With the high-powered Oklahoma City Thunder on the way, the Spurs will need every bit of offensive outburst possible. It starts from behind the arc, as they must counter the attack of Russell Westbrook, Paul George and Carmelo Anthony.
Next: Turnover margin
1. Turnover margin
The San Antonio Spurs had been one of the NBA’s best teams at protecting the ball, forcing more than they gave up. The tide turned in Minnesota, however, with a lopsided turnover margin that favored the home team.
16 turnovers were committed, with the starting lineup having nine of them, resulting in 24 points. It tied the Golden State Warriors game for the fourth-highest mark of the 2017-18 season, with the losses to the Orlando Magic and Milwaukee Bucks, and the win over the Toronto Raptors ahead.
Meanwhile, the Timberwolves had just six turnovers — a low number for a team that was in the middle of the pack in losing the ball. This produced just eight points for the Spurs.
Despite the sloppy play, San Antonio still walked out with the eighth-lowest amount of turnovers per game at 14.6. It’s below the league average of 15.6, so ball control isn’t the team’s biggest flaw. However, getting back in transition to thwart these points off turnovers could be an upcoming point of emphasis, with one of the league’s best defenses on points allowed per game (the Thunder) on the way.

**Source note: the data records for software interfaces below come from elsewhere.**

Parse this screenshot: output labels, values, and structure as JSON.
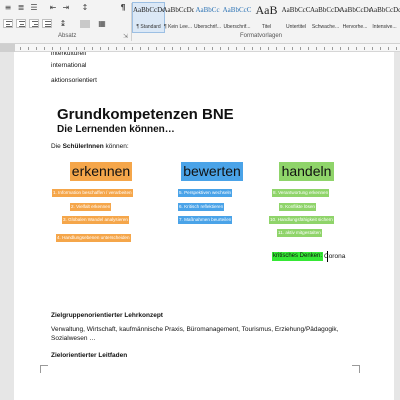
{
  "ribbon": {
    "absatz_label": "Absatz",
    "formatvorlagen_label": "Formatvorlagen",
    "para_mark": "¶",
    "styles": [
      {
        "sample": "AaBbCcDc",
        "name": "¶ Standard",
        "selected": true
      },
      {
        "sample": "AaBbCcDc",
        "name": "¶ Kein Lee...",
        "selected": false
      },
      {
        "sample": "AaBbCc",
        "name": "Überschrif...",
        "selected": false
      },
      {
        "sample": "AaBbCcC",
        "name": "Überschrif...",
        "selected": false
      },
      {
        "sample": "AaB",
        "name": "Titel",
        "selected": false
      },
      {
        "sample": "AaBbCcC",
        "name": "Untertitel",
        "selected": false
      },
      {
        "sample": "AaBbCcDc",
        "name": "Schwache...",
        "selected": false
      },
      {
        "sample": "AaBbCcDc",
        "name": "Hervorhe...",
        "selected": false
      },
      {
        "sample": "AaBbCcDc",
        "name": "Intensive...",
        "selected": false
      }
    ]
  },
  "document": {
    "lines_top": [
      "interkulturell",
      "international",
      "aktionsorientiert"
    ],
    "title": "Grundkompetenzen BNE",
    "subtitle": "Die Lernenden können…",
    "intro_prefix": "Die ",
    "intro_bold": "SchülerInnen",
    "intro_suffix": " können:",
    "columns": [
      {
        "heading": "erkennen",
        "color": "#f5a64a",
        "items": [
          "1. Information beschaffen / verarbeiten",
          "2. Vielfalt erkennen",
          "3. Globalen Wandel analysieren",
          "4. Handlungsebenen unterscheiden"
        ]
      },
      {
        "heading": "bewerten",
        "color": "#4aa3e8",
        "items": [
          "5. Perspektiven wechseln",
          "6. Kritisch reflektieren",
          "7. Maßnahmen beurteilen"
        ]
      },
      {
        "heading": "handeln",
        "color": "#8fd46a",
        "items": [
          "8. Verantwortung erkennen",
          "9. Konflikte lösen",
          "10. Handlungsfähigkeit sichern",
          "11. aktiv mitgestalten"
        ]
      }
    ],
    "highlight_text": "kritisches Denken: ",
    "highlight_color": "#35e835",
    "after_highlight": "Corona",
    "section1_title": "Zielgruppenorientierter Lehrkonzept",
    "section1_body_line1": "Verwaltung, Wirtschaft, kaufmännische Praxis, Büromanagement, Tourismus, Erziehung/Pädagogik,",
    "section1_body_line2": "Sozialwesen …",
    "section2_title": "Zielorientierter Leitfaden"
  }
}
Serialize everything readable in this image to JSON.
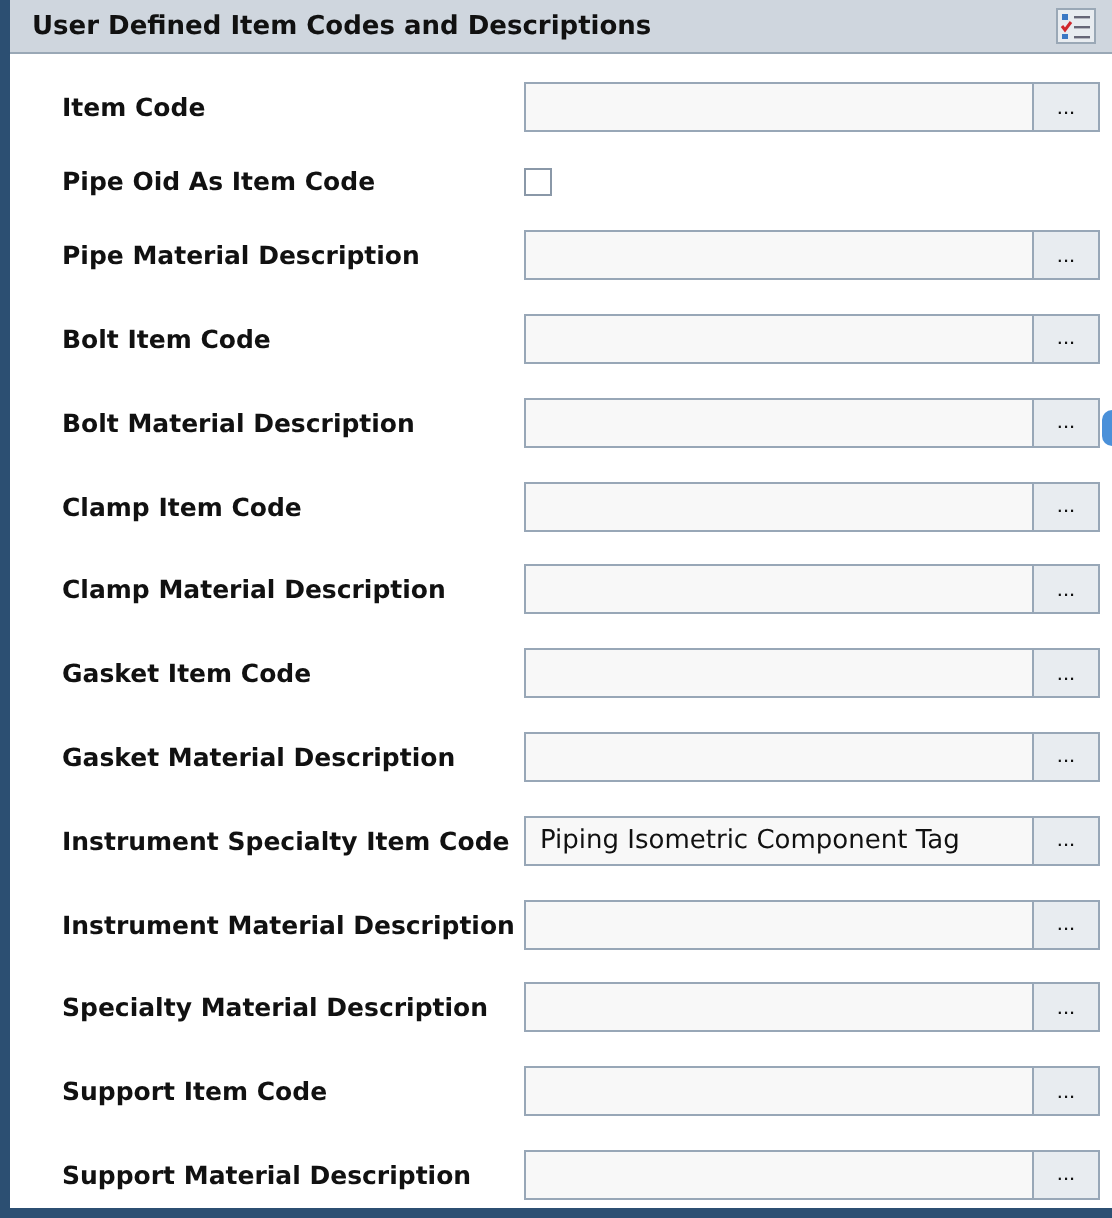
{
  "panel": {
    "title": "User Defined Item Codes and Descriptions"
  },
  "properties": [
    {
      "kind": "field",
      "label": "Item Code",
      "button": "..."
    },
    {
      "kind": "checkbox",
      "label": "Pipe Oid As Item Code",
      "checked": false
    },
    {
      "kind": "field",
      "label": "Pipe Material Description",
      "button": "..."
    },
    {
      "kind": "field",
      "label": "Bolt Item Code",
      "button": "..."
    },
    {
      "kind": "field",
      "label": "Bolt Material Description",
      "button": "..."
    },
    {
      "kind": "field",
      "label": "Clamp Item Code",
      "button": "..."
    },
    {
      "kind": "field",
      "label": "Clamp Material Description",
      "button": "..."
    },
    {
      "kind": "field",
      "label": "Gasket Item Code",
      "button": "..."
    },
    {
      "kind": "field",
      "label": "Gasket Material Description",
      "button": "..."
    },
    {
      "kind": "field",
      "label": "Instrument Specialty Item Code",
      "value": "Piping Isometric Component Tag",
      "button": "..."
    },
    {
      "kind": "field",
      "label": "Instrument Material Description",
      "button": "..."
    },
    {
      "kind": "field",
      "label": "Specialty Material Description",
      "button": "..."
    },
    {
      "kind": "field",
      "label": "Support Item Code",
      "button": "..."
    },
    {
      "kind": "field",
      "label": "Support Material Description",
      "button": "..."
    }
  ]
}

Where did the Spurs go wrong against the Timberwolves? What needs to be corrected before Friday’s game at home?